This alone should make it suspect. Because it is cheap and easier to use than ordinary sugar, and it is useful in many ways other than making things sweet, for example it helps frozen food to keep its appearance, it is present everywhere. Its increase in use has coincided with an increase in obesity in the countries where it is used and imported.
There is alarm about it, but no action. Lobbies make sure that facts are fudged.
Although their existence is well known, talking about ‘lobbies’ means talking without proof, since lobbies are not public bodies and do not publicise themselves. Their influence is documented after the event, for example when lobbies spread doubt that tobacco is carcinogenic.
Another occasion when lobby influence was manifest was in 1979; the 70s was a time of public alarm regarding Antibiotic Growth Promoters (AGPs) in the meat industry. An academic paper on the question summarises lobby influence to avoid limitation of AGPs: “Calling for concrete proof of harm and employing counter science, pharmaceutical lobbyists successfully played on growing regulation wariness and concerns about ‘stagflation’ to defeat restrictions. With scientists appearing divided, Congress effectively imposed a moratorium on statutory AGP restrictions by calling for more research in 1979.” (4)
The same applies today about limiting HFCS: regulation wariness (light touch regulation/self-regulation, small state), concerns about economic growth (the need of cheap food to keep the economy going), scientists appearing divided, the vague conclusion that more study is needed. It is not reassuring that the NHS analysis of studies about HFCS says exactly that: ‘there is no proof, further research is needed’ even though they accept that countries with high consumption of the sugar substitute have higher level of obesity; their reaction should be instead to invoke the principle of precaution. (5)
Citizens have a choice: either campaign to stop the substance being used, and fight against lobbies that have the power of the big food corporations behind them, or turn your back on the problem and buy your way out.

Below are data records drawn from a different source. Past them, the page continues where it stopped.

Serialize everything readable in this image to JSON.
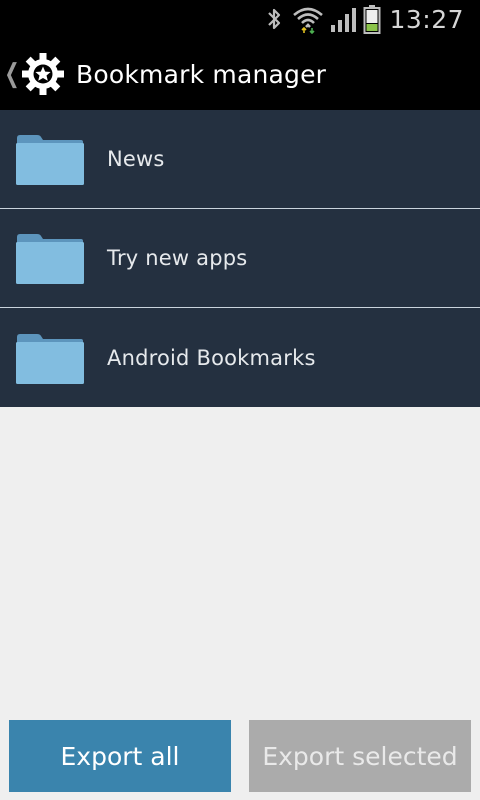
{
  "status_bar": {
    "time": "13:27",
    "icons": [
      "bluetooth-icon",
      "wifi-icon",
      "signal-icon",
      "battery-icon"
    ]
  },
  "action_bar": {
    "title": "Bookmark manager",
    "app_icon": "gear-star-icon",
    "up_icon": "chevron-left-icon"
  },
  "folders": [
    {
      "label": "News"
    },
    {
      "label": "Try new apps"
    },
    {
      "label": "Android Bookmarks"
    }
  ],
  "buttons": {
    "export_all": "Export all",
    "export_selected": "Export selected"
  },
  "colors": {
    "list_background": "#243040",
    "folder_icon": "#82bde0",
    "primary_button": "#3a84ad",
    "disabled_button": "#ababab",
    "battery_fill": "#8bc34a"
  }
}
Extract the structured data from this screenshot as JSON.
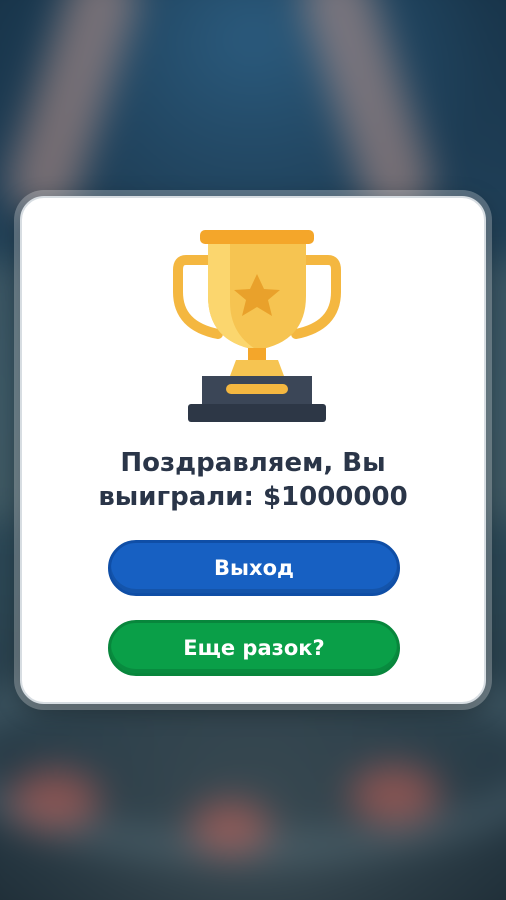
{
  "dialog": {
    "message_line1": "Поздравляем, Вы",
    "message_line2": "выиграли: $1000000",
    "trophy_icon": "trophy-icon",
    "exit_label": "Выход",
    "again_label": "Еще разок?"
  },
  "colors": {
    "exit_button": "#1760c2",
    "again_button": "#0a9f48",
    "trophy_gold": "#f4b740",
    "trophy_base": "#3b4657",
    "text": "#2a3548"
  }
}
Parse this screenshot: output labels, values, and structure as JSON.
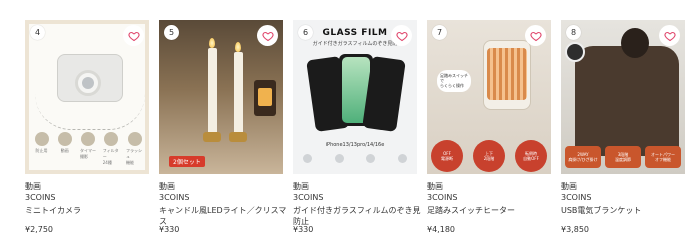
{
  "products": [
    {
      "rank": "4",
      "category": "動画",
      "brand": "3COINS",
      "name": "ミニトイカメラ",
      "price": "¥2,750",
      "features": [
        "防止用",
        "動画",
        "タイマー\n撮影",
        "フィルター\n24種",
        "フラッシュ\n機能"
      ]
    },
    {
      "rank": "5",
      "category": "動画",
      "brand": "3COINS",
      "name": "キャンドル風LEDライト／クリスマス",
      "price": "¥330",
      "badge": "2個セット"
    },
    {
      "rank": "6",
      "category": "動画",
      "brand": "3COINS",
      "name": "ガイド付きガラスフィルムのぞき見防止",
      "price": "¥330",
      "image_title": "GLASS FILM",
      "image_subtitle": "ガイド付きガラスフィルムのぞき見防",
      "image_models": "iPhone13/13pro/14/16e"
    },
    {
      "rank": "7",
      "category": "動画",
      "brand": "3COINS",
      "name": "足踏みスイッチヒーター",
      "price": "¥4,180",
      "bubble": "足踏みスイッチで\nらくらく操作",
      "circles": [
        "OFF\n電源断",
        "上下\n2段階",
        "転倒時\n自動OFF"
      ]
    },
    {
      "rank": "8",
      "category": "動画",
      "brand": "3COINS",
      "name": "USB電気ブランケット",
      "price": "¥3,850",
      "badges": [
        "2WAY\n肩掛け/ひざ掛け",
        "3段階\n温度調節",
        "オートパワー\nオフ機能"
      ]
    }
  ],
  "colors": {
    "heart": "#e0456b",
    "text": "#333333",
    "accent_red": "#d73b2b"
  },
  "icons": {
    "favorite": "heart-outline-icon"
  }
}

As the same study says: “Similar to the history of pesticide regulation, relying on the market-driven provision of ‘antibiotic free meat’ not only risks the creation of very unequal access to allegedly safe food. What is more, it also runs danger of reinforcing regulatory stagnation by rhetorically displacing responsibility for what can only be tackled at the societal and political level onto the shoulders of individuals.”
In the UK the campaign by, among others, the National Farmers Union, to keep up British standards on food and animal welfare in the face of US imports is an encouraging sign that the responsibility will not be put on the shoulders of individuals, but recognised as a social and political responsibility. The labour movement should build on this to improve standards still further.
Source: Weighing In— Obesity, Food Justice and the Limits of Capitalism by Julie Guthman, 2011